Above me, the colors of the hand-painted stars and constellations seamlessly blend into one another, giving off the illusion the mural is 3-D. It was Mom’s idea to paint it up there. She knew my dreams were sometimes a little on the weird, wake-up-in-a-full-blown-sweat side of reality. She told me if I had the stars to look at when I woke up; it would remind me of where I really was—home.
For the first time ever, a small voice in the back of my head warns me not to tell anyone anything. That voice is my own. I usually tell my parents and Hudson about my dreams, but tonight, this one completely terrifies me. Don’t get me wrong. I knew I had to say something to them. The blackness made it obvious that I shouldn’t only give Mom and Dad a heads up, but also warn them about it.
I knew the minute I told my parents about this dream we’d end up moving again. They’d make some lame excuse about getting a new job somewhere and we’d have to leave immediately. Keeping things to myself was something I wasn’t used to. I’ve always been totally open with my parents and Hudson about my dreams. So, why was tonight different? Why was I thinking about not telling anyone about this one? I knew deep down I’d be in my own kind of trouble if I told them, and in who knows what kind of trouble if I didn’t.
I lay there knowing full well what I was supposed to do, but leaning more towards what I wasn’t supposed to… I’d finally come to love a place where not only me, but my entire family had come to call home. I’d settled into my new school, Donnelly High, and made some real friends. Even my uptight, over-protective eighteen-year-old brother Hudson had started to relax.
My brother is intense, the thinker in our family. He never complains or gives any kind of attitude whenever we’ve had to leave a place. Me, on the other hand, I always feel like we’re never going to get home, like something has been keeping us away from where we’re supposed to be.
Lately, Hudson’s been disappearing a lot. When I ask him where he’s been or who he’s been with, he won’t tell me a thing. I think he’s found a girlfriend—a girl from school, Carrie. She’s a triple threat kind of girl, beautiful, popular, and smart. Since our first day here, she’s been drooling over him everywhere he goes.
I haven’t been the only one noticing his disappearing acts of late, Mom and Dad have, too. Of course they’ve got no idea I’ve been listening—all right—more like eavesdropping, on them. They’ve been saying stuff like he’s finally come into “his own.” He’s fitting in better than anyone expected. He’s happier now more than he’s ever been. Ergo the leading reason I think Carrie may have something to do with it.
In fairness to Hudson, he’s never given me any hint he’s interested in her at all. But, I think if he’s finally found a place he doesn’t want to leave, then a girl, namely one like her, must have something to do with it, right? I don’t know her at all, but if she’s what’s making him happy, then I’m all for it.

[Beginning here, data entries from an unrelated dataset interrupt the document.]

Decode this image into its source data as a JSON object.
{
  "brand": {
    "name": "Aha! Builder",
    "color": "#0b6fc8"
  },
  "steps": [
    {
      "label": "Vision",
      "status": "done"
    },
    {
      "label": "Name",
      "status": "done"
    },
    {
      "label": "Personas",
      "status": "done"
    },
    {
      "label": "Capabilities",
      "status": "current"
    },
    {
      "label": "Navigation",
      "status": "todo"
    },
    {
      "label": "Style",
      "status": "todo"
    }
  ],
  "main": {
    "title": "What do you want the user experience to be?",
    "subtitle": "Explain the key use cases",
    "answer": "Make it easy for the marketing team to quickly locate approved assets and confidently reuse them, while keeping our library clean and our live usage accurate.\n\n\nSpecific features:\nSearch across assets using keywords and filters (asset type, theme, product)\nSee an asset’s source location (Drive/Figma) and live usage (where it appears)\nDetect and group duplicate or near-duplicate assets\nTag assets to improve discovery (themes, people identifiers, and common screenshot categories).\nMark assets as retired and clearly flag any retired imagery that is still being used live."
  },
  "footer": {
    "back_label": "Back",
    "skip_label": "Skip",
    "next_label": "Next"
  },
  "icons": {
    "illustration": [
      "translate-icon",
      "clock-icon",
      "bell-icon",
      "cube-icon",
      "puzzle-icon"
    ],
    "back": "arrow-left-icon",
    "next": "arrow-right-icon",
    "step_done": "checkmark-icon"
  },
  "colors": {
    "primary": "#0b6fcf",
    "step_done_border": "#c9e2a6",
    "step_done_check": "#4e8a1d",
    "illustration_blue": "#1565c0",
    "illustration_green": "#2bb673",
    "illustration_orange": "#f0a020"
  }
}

Hewfawe isn’t the biggest or most sophisticated town in Northern Ontario, but it’s enough for me. There are only two hundred thousand people spread across hundreds of miles of rolling hills, forest, and rock. You can live in the city and walk to work or you can live in the outlying municipalities and feel like you’re going to camp every time you get home and turn the fireplace on. The main industry here is mining and I think that’s what drew my Dad here. The re-greening of the city and its outlying areas is what I know is keeping my Mom here. It may be only a blip on the map, but considering all the other places I’ve lived, this place is the only one I’ve seen my family happy, stable, and making a home.
Lying in my bed, before sleep takes over, I stare directly into the center of the constellations on my ceiling. What should I do? If I say anything, we move again. If I don’t say anything, we stay. I have absolutely no desire to be the new girl yet again. I sigh and say out loud, “Chances and choices, which one do I take?”